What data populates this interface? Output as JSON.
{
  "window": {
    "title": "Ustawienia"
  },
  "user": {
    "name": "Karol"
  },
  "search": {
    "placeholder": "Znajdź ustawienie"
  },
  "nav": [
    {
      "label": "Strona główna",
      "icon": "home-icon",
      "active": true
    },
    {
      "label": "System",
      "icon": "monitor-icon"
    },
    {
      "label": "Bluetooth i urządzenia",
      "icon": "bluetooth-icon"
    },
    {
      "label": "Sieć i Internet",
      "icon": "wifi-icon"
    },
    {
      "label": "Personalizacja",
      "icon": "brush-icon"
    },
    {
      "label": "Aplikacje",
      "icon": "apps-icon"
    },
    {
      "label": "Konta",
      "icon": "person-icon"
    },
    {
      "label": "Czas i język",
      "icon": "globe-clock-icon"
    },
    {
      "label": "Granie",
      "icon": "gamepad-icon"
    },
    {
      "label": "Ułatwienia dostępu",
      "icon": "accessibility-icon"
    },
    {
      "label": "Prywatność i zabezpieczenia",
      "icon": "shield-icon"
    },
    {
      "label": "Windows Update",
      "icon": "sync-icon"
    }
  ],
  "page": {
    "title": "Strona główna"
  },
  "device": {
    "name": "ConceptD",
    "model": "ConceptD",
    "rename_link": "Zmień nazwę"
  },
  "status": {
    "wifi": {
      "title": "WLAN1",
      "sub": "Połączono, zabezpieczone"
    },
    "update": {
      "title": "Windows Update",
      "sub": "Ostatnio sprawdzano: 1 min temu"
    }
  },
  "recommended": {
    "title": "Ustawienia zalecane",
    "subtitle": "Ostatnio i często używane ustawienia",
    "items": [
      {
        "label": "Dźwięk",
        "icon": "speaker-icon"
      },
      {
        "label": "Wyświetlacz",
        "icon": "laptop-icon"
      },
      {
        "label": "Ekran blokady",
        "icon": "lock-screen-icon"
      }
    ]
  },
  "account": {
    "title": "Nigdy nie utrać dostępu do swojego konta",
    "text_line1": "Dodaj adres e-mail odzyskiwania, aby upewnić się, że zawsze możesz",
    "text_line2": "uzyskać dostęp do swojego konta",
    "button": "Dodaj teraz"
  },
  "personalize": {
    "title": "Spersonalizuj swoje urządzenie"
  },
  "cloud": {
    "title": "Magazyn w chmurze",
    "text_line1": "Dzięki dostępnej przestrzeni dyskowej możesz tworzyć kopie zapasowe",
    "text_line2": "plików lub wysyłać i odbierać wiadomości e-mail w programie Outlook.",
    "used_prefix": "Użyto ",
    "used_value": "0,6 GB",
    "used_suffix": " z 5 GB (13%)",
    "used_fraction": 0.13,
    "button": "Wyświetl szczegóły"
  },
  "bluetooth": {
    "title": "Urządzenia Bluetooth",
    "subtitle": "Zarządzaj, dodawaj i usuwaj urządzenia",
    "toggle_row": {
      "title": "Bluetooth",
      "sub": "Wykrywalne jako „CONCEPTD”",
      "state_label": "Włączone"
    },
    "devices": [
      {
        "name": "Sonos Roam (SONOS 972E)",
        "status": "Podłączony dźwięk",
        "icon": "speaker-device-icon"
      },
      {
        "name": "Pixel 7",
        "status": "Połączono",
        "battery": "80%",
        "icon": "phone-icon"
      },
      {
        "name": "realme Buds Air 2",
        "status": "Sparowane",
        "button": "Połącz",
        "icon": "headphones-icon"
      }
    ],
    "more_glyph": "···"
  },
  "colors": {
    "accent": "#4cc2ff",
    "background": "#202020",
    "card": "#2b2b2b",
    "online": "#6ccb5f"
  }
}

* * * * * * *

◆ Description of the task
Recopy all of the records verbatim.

◆ Completed task
What data populates this interface? Output as JSON.
{
  "window": {
    "title": "Ustawienia"
  },
  "user": {
    "name": "Karol"
  },
  "search": {
    "placeholder": "Znajdź ustawienie"
  },
  "nav": [
    {
      "label": "Strona główna",
      "icon": "home-icon",
      "active": true
    },
    {
      "label": "System",
      "icon": "monitor-icon"
    },
    {
      "label": "Bluetooth i urządzenia",
      "icon": "bluetooth-icon"
    },
    {
      "label": "Sieć i Internet",
      "icon": "wifi-icon"
    },
    {
      "label": "Personalizacja",
      "icon": "brush-icon"
    },
    {
      "label": "Aplikacje",
      "icon": "apps-icon"
    },
    {
      "label": "Konta",
      "icon": "person-icon"
    },
    {
      "label": "Czas i język",
      "icon": "globe-clock-icon"
    },
    {
      "label": "Granie",
      "icon": "gamepad-icon"
    },
    {
      "label": "Ułatwienia dostępu",
      "icon": "accessibility-icon"
    },
    {
      "label": "Prywatność i zabezpieczenia",
      "icon": "shield-icon"
    },
    {
      "label": "Windows Update",
      "icon": "sync-icon"
    }
  ],
  "page": {
    "title": "Strona główna"
  },
  "device": {
    "name": "ConceptD",
    "model": "ConceptD",
    "rename_link": "Zmień nazwę"
  },
  "status": {
    "wifi": {
      "title": "WLAN1",
      "sub": "Połączono, zabezpieczone"
    },
    "update": {
      "title": "Windows Update",
      "sub": "Ostatnio sprawdzano: 1 min temu"
    }
  },
  "recommended": {
    "title": "Ustawienia zalecane",
    "subtitle": "Ostatnio i często używane ustawienia",
    "items": [
      {
        "label": "Dźwięk",
        "icon": "speaker-icon"
      },
      {
        "label": "Wyświetlacz",
        "icon": "laptop-icon"
      },
      {
        "label": "Ekran blokady",
        "icon": "lock-screen-icon"
      }
    ]
  },
  "account": {
    "title": "Nigdy nie utrać dostępu do swojego konta",
    "text_line1": "Dodaj adres e-mail odzyskiwania, aby upewnić się, że zawsze możesz",
    "text_line2": "uzyskać dostęp do swojego konta",
    "button": "Dodaj teraz"
  },
  "personalize": {
    "title": "Spersonalizuj swoje urządzenie"
  },
  "cloud": {
    "title": "Magazyn w chmurze",
    "text_line1": "Dzięki dostępnej przestrzeni dyskowej możesz tworzyć kopie zapasowe",
    "text_line2": "plików lub wysyłać i odbierać wiadomości e-mail w programie Outlook.",
    "used_prefix": "Użyto ",
    "used_value": "0,6 GB",
    "used_suffix": " z 5 GB (13%)",
    "used_fraction": 0.13,
    "button": "Wyświetl szczegóły"
  },
  "bluetooth": {
    "title": "Urządzenia Bluetooth",
    "subtitle": "Zarządzaj, dodawaj i usuwaj urządzenia",
    "toggle_row": {
      "title": "Bluetooth",
      "sub": "Wykrywalne jako „CONCEPTD”",
      "state_label": "Włączone"
    },
    "devices": [
      {
        "name": "Sonos Roam (SONOS 972E)",
        "status": "Podłączony dźwięk",
        "icon": "speaker-device-icon"
      },
      {
        "name": "Pixel 7",
        "status": "Połączono",
        "battery": "80%",
        "icon": "phone-icon"
      },
      {
        "name": "realme Buds Air 2",
        "status": "Sparowane",
        "button": "Połącz",
        "icon": "headphones-icon"
      }
    ],
    "more_glyph": "···"
  },
  "colors": {
    "accent": "#4cc2ff",
    "background": "#202020",
    "card": "#2b2b2b",
    "online": "#6ccb5f"
  }
}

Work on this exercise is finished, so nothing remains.